Some time ago the "Chicago Trlbune" felt in duty bound to expose the irresponsible juvenility of American colleges. In its editorial columns it called attention to the unpleasant details of "the Mount case" at Northwestern University, and the comment resulting from it, throughout the world. For the French press had secured a version of the incident, and the Paris "Matin" wrote: "the tragedy sheds a great light upon the strange customs of American university life".
"The Mount case", which, briefly, is that of a student trampled to death in a college rush, buried secretly by his classmates, and discovered long afterwards by the authorities, has achieved a tremendous amount of undesirable publicity. It is an incident which justified the righteous anger of the Chicago editor, although it scarcely seemed to justify his conclusion that most college undergraduates were "gilded youth--fantastic, megaphonic, and acrobatic; full of false importance, and indifferent to the future".

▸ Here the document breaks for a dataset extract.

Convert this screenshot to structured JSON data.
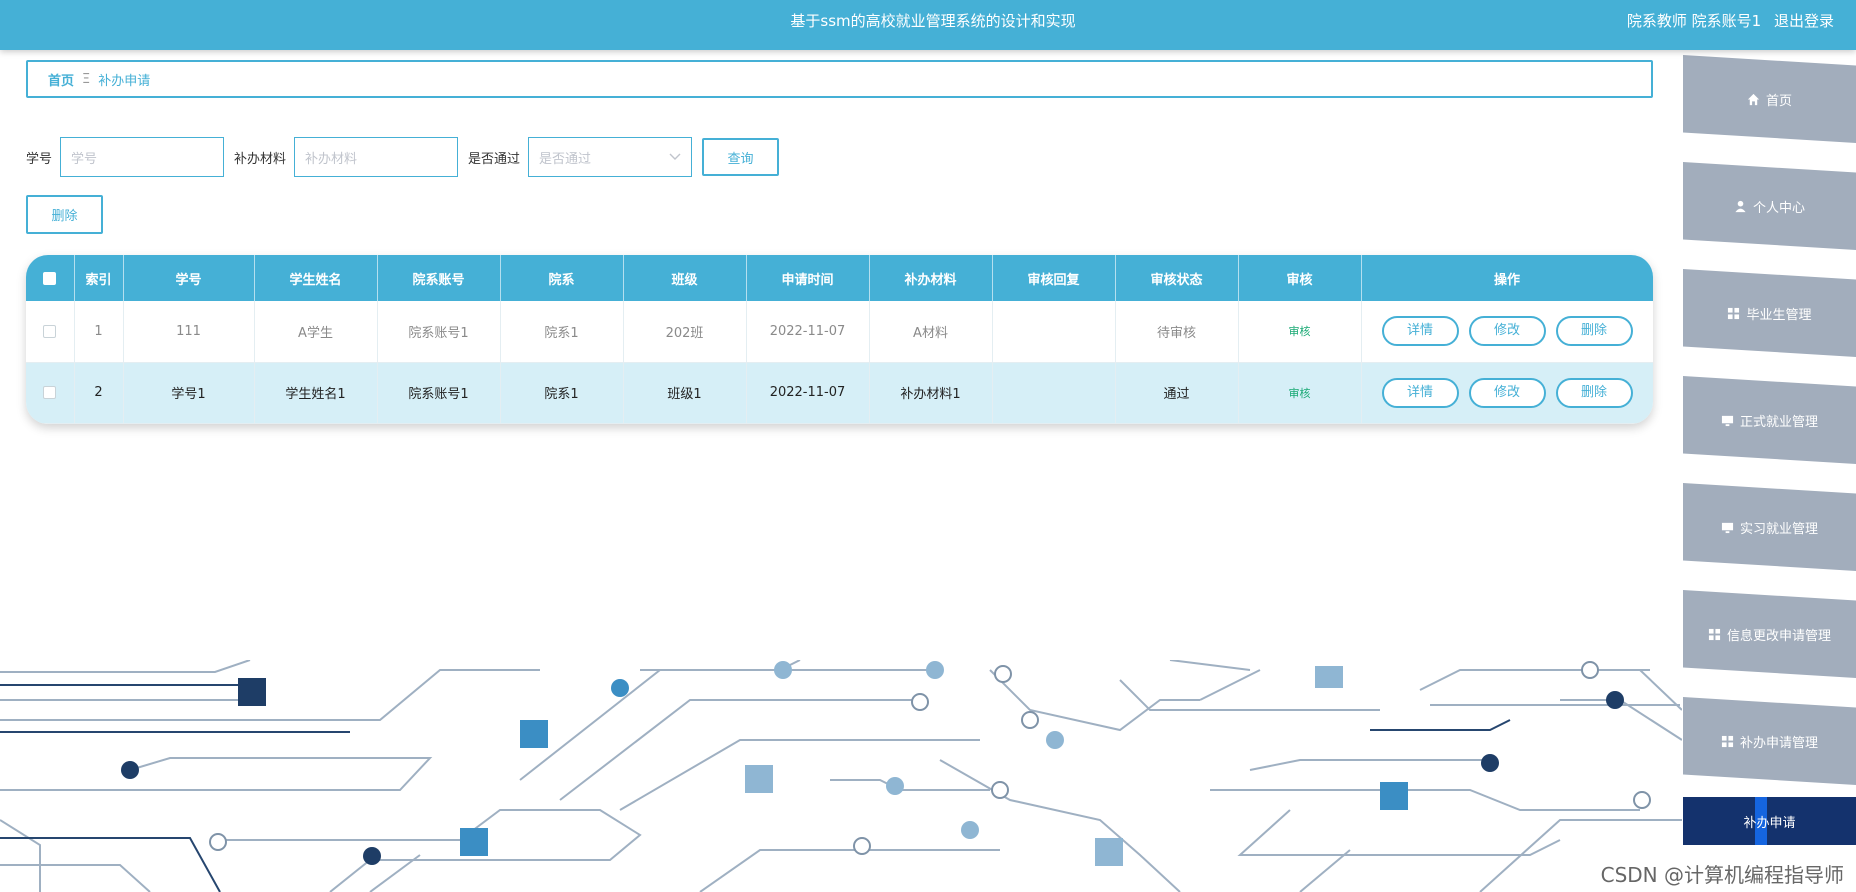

But this editorial opinion is often more widely-spread than might appear on the surface. When a group of Yale men took part in a "parade", with disastrous effects on public as well as university property, the press again featured the story. The New Haven case has borne much resemblance to the more sinister incident at North western. And its seriousness has been so great that certain members of the Student Council have issued a statement, which included, among other things, the following sentence: "The tendency during the last few years to disregard the restrictions of ordinary courtesy, the common ownership of public property, and the privileges of citizenship has of late grown to such proportions as to be not only a reproach to the University and a danger to the community, but an influence that is possessed of almost unlimited possibilities for harm".
Incidents such as that at New Haven are serious, and the tendency revealed is one to be combatted: but unnecessary publicity often does more to encourage than to combat. The policy of the Yale University authorities in threatening to cancel the Freshman crew race was neither well calculated to inculate respect for the sacredness of law and order, not to give a proper impression to the outside world. Athletic eligibility has little to do with a general riot, and threats are usually a sign of weakness. In order to "see ourselves as others see us" we have to look through the highly-colored glasses of the press: and so long as the methods of discipline used by university authorities are those which a school teacher might employ, there is every encouragement to the press to consider most American colleges as "juvenile", and their inhabitants as "fantastic, megaphonic, and acrobatic".